Adding to the problem, Stoia says masonry contractors normally order 10 to 30 per cent more bricks than needed for each batch in case colour/shade does not match.
“Once the renovation is done all the leftover (new) bricks go to waste.”
Stoia is not aware of any other brick-cleaning products like Brique-Recyc on the market.
Chifa says Maçonnerie Gratton calculates the brick recycling machine can eliminate up to 5.9 tonnes of CO2 emissions in the restoration of a 1,000 square foot brick wall.
“Throughout Quebec and Canada this means a lot because we are all about bricks,” Stoia says.
The recycling machine “sets the tone” for municipalities and the province to consider legislation on the reuse of construction materials.
She adds recycling bricks for reuse helps to conserve Quebec’s architectural past.
Chifa says the company chose to use diamond-tipped cutters for mortar removal because they eliminate potential damage or weakening of the brick caused by traditional removal methods such as percussive hammers. To meet health and safety requirements, Brique-Recyc employs a vacuum dust removal system.
She points out the speed of removal can be adjusted according to the “hardness of the mortar. Our cleaning is a simple process that doesn’t require water.”
Traditional cleaning methods remove less excess mortar and can involve the use of “extremely corrosive” cleaning agents, unhealthy to workers and hard on bricks, Chifa adds.
Brique-Recyc can be either mounted on rubber tires or on scaffolding via winching for in-situ cleaning.
While a date hasn’t been set for marketing the machine, its launch is expected this year.

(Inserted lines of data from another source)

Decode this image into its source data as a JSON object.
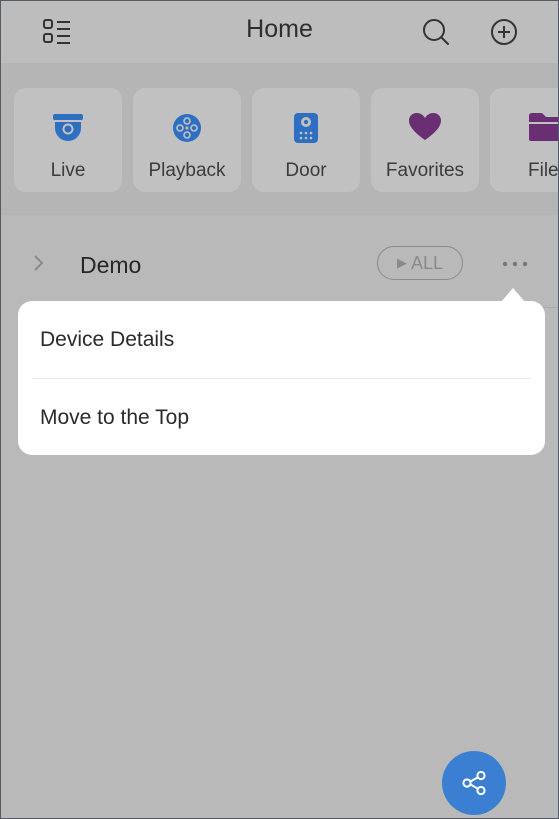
{
  "header": {
    "title": "Home"
  },
  "quick_access": [
    {
      "label": "Live"
    },
    {
      "label": "Playback"
    },
    {
      "label": "Door"
    },
    {
      "label": "Favorites"
    },
    {
      "label": "File"
    }
  ],
  "device_row": {
    "label": "Demo",
    "all_button_label": "ALL"
  },
  "popup_menu": {
    "items": [
      {
        "label": "Device Details"
      },
      {
        "label": "Move to the Top"
      }
    ]
  },
  "colors": {
    "accent_blue": "#2f6fc1",
    "favorites_purple": "#6a2f73",
    "overlay_gray": "#b9b9b9",
    "fab_blue": "#3a7fd2"
  },
  "icons": {
    "menu": "list-menu-icon",
    "search": "search-icon",
    "add": "add-circle-icon",
    "live": "dome-camera-icon",
    "playback": "film-reel-icon",
    "door": "door-intercom-icon",
    "favorites": "heart-icon",
    "file": "folder-icon",
    "expand": "chevron-right-icon",
    "more": "more-dots-icon",
    "share": "share-icon"
  }
}
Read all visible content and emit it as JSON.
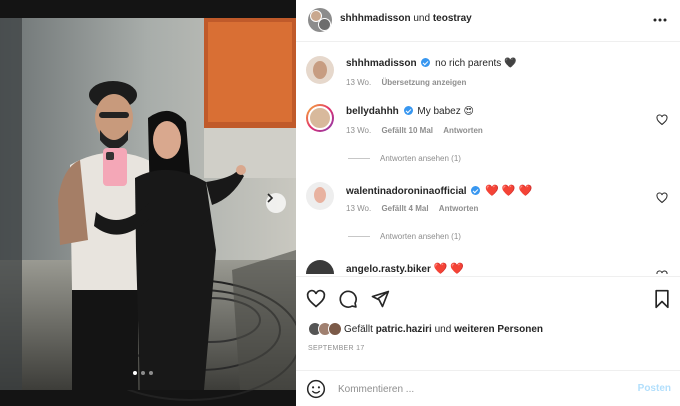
{
  "header": {
    "author": "shhhmadisson",
    "joiner": "und",
    "coauthor": "teostray",
    "more_icon": "more-horizontal-icon"
  },
  "caption": {
    "username": "shhhmadisson",
    "text": "no rich parents",
    "emoji": "🖤",
    "time": "13 Wo.",
    "translate": "Übersetzung anzeigen"
  },
  "comments": [
    {
      "username": "bellydahhh",
      "text": "My babez",
      "emoji": "😍",
      "time": "13 Wo.",
      "likes": "Gefällt 10 Mal",
      "reply": "Antworten",
      "view_replies": "Antworten ansehen (1)"
    },
    {
      "username": "walentinadoroninaofficial",
      "text": "",
      "emoji": "❤️ ❤️ ❤️",
      "time": "13 Wo.",
      "likes": "Gefällt 4 Mal",
      "reply": "Antworten",
      "view_replies": "Antworten ansehen (1)"
    },
    {
      "username": "angelo.rasty.biker",
      "text": "",
      "emoji": "❤️ ❤️"
    }
  ],
  "likes": {
    "prefix": "Gefällt",
    "user": "patric.haziri",
    "joiner": "und",
    "others": "weiteren Personen"
  },
  "date": "SEPTEMBER 17",
  "composer": {
    "placeholder": "Kommentieren ...",
    "post_label": "Posten"
  },
  "colors": {
    "verified": "#3897f0",
    "post_disabled": "#b2dffc",
    "heart": "#e0245e"
  }
}
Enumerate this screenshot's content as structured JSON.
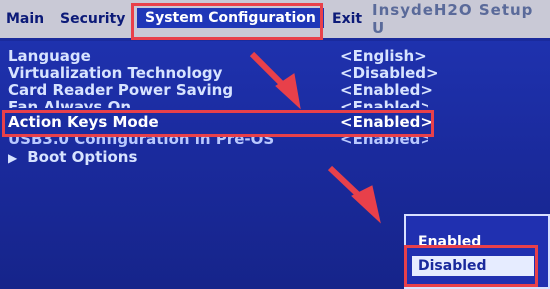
{
  "menu": {
    "items": [
      "Main",
      "Security",
      "System Configuration",
      "Exit"
    ],
    "title_fragment": "InsydeH2O Setup U"
  },
  "settings": [
    {
      "label": "Language",
      "value": "<English>"
    },
    {
      "label": "Virtualization Technology",
      "value": "<Disabled>"
    },
    {
      "label": "Card Reader Power Saving",
      "value": "<Enabled>"
    },
    {
      "label": "Fan Always On",
      "value": "<Enabled>"
    },
    {
      "label": "Action Keys Mode",
      "value": "<Enabled>"
    },
    {
      "label": "USB3.0 Configuration in Pre-OS",
      "value": "<Enabled>"
    }
  ],
  "submenu": {
    "label": "Boot Options"
  },
  "popup": {
    "options": [
      "Enabled",
      "Disabled"
    ],
    "highlighted": "Disabled"
  },
  "colors": {
    "annotation": "#e8404a",
    "background": "#1b2aa0",
    "menubar": "#c9c9d6"
  }
}
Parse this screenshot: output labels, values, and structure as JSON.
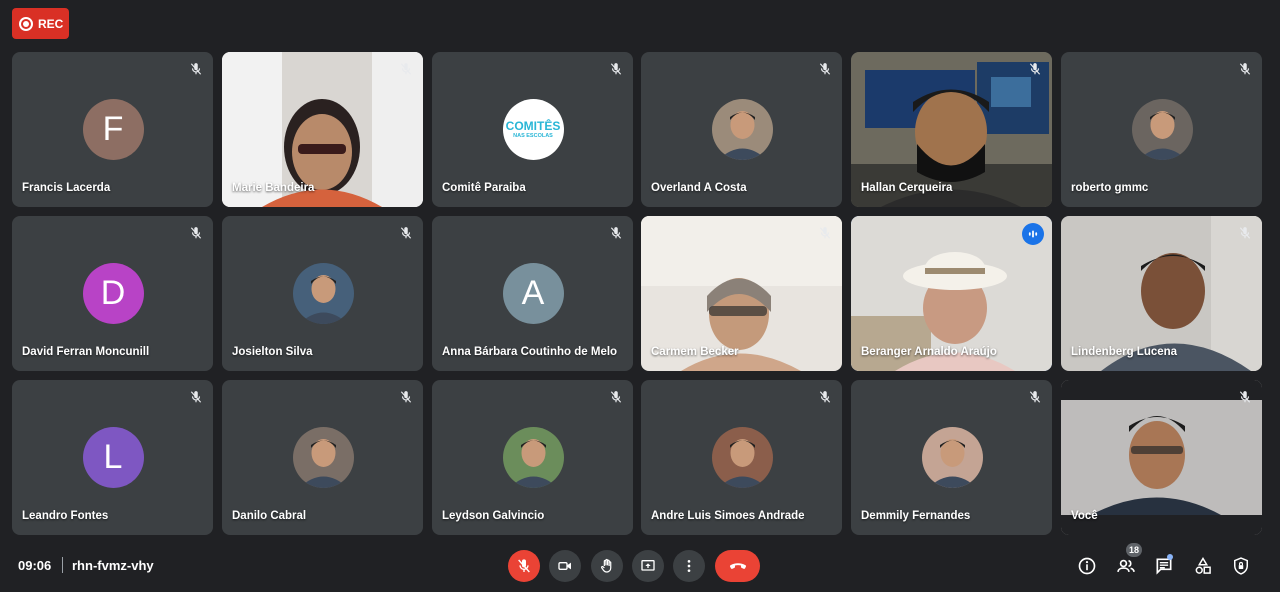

A number of companies have shown interest in the product, some from as far away as Vancouver and France, Chifa says.